> [Records from a data collection]:
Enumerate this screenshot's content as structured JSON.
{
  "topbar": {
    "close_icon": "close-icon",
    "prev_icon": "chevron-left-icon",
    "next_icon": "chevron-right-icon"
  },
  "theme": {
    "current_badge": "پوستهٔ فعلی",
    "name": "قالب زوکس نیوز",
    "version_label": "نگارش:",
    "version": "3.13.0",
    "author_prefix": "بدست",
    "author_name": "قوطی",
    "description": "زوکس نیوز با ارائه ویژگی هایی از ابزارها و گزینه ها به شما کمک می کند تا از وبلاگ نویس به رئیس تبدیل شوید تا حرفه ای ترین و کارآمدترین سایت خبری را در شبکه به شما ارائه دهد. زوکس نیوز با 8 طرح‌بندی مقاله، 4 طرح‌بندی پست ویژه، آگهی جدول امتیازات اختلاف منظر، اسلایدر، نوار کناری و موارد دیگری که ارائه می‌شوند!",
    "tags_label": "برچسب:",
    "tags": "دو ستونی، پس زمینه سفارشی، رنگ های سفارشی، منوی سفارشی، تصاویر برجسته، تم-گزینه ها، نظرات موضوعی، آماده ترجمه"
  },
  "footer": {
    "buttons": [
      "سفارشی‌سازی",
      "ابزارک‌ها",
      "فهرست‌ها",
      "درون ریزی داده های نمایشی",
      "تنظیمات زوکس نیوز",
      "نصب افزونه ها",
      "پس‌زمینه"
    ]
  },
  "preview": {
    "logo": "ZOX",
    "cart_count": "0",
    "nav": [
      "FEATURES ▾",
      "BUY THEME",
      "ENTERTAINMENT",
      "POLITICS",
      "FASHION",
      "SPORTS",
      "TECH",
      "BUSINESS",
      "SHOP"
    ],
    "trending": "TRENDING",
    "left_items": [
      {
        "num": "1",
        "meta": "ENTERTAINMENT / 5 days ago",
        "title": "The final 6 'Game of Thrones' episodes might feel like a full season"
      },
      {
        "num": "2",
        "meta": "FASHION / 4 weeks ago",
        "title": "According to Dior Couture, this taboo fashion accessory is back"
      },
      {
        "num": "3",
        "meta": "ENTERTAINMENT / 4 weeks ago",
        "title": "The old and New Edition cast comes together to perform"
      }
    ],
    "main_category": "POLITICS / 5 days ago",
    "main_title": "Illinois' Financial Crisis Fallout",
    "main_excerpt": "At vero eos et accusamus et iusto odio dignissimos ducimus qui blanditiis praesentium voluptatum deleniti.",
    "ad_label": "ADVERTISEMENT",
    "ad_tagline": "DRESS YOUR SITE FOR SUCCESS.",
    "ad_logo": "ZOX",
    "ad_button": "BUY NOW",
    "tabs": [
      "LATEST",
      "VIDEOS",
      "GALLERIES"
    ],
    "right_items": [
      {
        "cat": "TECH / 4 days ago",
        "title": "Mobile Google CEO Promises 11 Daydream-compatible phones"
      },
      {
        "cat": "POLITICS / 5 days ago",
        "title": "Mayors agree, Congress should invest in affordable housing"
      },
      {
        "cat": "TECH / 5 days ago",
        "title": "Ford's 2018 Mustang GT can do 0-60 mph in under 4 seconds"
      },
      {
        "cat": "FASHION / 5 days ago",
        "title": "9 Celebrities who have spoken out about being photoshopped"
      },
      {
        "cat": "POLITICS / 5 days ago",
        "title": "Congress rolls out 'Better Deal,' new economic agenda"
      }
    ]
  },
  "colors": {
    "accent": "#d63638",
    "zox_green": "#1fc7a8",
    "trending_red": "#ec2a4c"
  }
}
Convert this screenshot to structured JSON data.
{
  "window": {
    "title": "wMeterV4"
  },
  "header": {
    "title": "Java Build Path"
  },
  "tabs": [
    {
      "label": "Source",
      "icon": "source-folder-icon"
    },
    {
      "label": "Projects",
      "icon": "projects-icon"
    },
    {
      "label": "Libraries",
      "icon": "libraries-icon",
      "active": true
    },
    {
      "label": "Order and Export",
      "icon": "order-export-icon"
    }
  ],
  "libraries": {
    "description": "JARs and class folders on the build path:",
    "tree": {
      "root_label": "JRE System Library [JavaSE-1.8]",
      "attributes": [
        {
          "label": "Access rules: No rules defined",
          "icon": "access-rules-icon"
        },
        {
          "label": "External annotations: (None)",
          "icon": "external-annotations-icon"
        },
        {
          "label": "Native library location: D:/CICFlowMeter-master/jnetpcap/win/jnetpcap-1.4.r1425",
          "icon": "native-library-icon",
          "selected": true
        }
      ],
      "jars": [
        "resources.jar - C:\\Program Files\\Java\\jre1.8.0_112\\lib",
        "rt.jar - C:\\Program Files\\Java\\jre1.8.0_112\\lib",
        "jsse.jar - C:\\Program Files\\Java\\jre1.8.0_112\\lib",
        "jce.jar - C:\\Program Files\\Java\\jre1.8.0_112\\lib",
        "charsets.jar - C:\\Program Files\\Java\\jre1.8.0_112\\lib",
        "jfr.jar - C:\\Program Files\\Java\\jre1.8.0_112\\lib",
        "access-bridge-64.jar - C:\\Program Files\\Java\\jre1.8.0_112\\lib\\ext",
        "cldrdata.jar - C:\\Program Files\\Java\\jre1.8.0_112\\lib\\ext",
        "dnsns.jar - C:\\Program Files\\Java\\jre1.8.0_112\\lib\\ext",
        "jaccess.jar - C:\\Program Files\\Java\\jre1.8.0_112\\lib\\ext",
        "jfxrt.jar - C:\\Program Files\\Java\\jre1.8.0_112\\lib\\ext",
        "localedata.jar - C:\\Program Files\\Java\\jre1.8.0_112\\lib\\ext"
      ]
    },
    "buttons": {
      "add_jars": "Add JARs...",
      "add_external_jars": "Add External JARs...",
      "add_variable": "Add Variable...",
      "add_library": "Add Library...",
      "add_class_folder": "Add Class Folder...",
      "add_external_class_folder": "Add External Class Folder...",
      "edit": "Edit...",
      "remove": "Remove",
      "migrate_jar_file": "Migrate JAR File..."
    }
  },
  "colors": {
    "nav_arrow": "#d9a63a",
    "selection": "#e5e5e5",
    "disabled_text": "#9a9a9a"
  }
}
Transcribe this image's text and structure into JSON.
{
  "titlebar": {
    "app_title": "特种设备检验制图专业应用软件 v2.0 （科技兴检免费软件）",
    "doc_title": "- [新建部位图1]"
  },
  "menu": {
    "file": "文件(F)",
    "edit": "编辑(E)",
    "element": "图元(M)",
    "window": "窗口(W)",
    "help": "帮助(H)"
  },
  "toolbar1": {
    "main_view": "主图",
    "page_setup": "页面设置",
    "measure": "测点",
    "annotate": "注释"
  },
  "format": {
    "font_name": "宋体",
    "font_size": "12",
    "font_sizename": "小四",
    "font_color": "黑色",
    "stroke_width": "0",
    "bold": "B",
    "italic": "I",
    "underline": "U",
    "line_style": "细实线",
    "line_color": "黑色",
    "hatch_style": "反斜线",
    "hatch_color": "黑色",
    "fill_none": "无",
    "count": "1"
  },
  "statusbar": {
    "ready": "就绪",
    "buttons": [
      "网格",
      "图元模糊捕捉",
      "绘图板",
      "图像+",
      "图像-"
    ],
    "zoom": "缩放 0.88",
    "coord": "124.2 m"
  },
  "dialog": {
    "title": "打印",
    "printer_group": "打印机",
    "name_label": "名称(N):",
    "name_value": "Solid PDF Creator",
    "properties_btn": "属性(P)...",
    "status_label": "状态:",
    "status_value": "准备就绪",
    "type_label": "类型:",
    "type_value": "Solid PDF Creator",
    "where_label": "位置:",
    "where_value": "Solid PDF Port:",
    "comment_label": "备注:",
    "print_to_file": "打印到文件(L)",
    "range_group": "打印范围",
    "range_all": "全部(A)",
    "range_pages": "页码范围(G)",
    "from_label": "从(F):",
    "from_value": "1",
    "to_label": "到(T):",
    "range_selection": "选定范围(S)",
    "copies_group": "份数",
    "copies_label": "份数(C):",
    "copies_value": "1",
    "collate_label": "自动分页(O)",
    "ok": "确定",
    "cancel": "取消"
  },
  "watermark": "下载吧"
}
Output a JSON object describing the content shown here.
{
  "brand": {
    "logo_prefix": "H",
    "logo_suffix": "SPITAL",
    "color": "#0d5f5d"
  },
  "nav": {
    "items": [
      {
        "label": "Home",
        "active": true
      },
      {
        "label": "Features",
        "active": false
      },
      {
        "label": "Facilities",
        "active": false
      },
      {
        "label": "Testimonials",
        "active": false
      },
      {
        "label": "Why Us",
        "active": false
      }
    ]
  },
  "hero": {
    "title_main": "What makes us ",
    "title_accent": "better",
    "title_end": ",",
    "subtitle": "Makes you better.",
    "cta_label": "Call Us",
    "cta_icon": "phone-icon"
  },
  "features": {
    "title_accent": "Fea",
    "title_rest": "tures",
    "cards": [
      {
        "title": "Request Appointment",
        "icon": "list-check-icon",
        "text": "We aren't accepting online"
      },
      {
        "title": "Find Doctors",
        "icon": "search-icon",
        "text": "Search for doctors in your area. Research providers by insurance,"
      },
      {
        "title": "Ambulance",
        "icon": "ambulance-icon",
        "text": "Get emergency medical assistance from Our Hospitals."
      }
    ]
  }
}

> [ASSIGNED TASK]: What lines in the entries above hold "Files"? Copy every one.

> [TASK SOLUTION]:
        "resources.jar - C:\\Program Files\\Java\\jre1.8.0_112\\lib",
        "rt.jar - C:\\Program Files\\Java\\jre1.8.0_112\\lib",
        "jsse.jar - C:\\Program Files\\Java\\jre1.8.0_112\\lib",
        "jce.jar - C:\\Program Files\\Java\\jre1.8.0_112\\lib",
        "charsets.jar - C:\\Program Files\\Java\\jre1.8.0_112\\lib",
        "jfr.jar - C:\\Program Files\\Java\\jre1.8.0_112\\lib",
        "access-bridge-64.jar - C:\\Program Files\\Java\\jre1.8.0_112\\lib\\ext",
        "cldrdata.jar - C:\\Program Files\\Java\\jre1.8.0_112\\lib\\ext",
        "dnsns.jar - C:\\Program Files\\Java\\jre1.8.0_112\\lib\\ext",
        "jaccess.jar - C:\\Program Files\\Java\\jre1.8.0_112\\lib\\ext",
        "jfxrt.jar - C:\\Program Files\\Java\\jre1.8.0_112\\lib\\ext",
        "localedata.jar - C:\\Program Files\\Java\\jre1.8.0_112\\lib\\ext"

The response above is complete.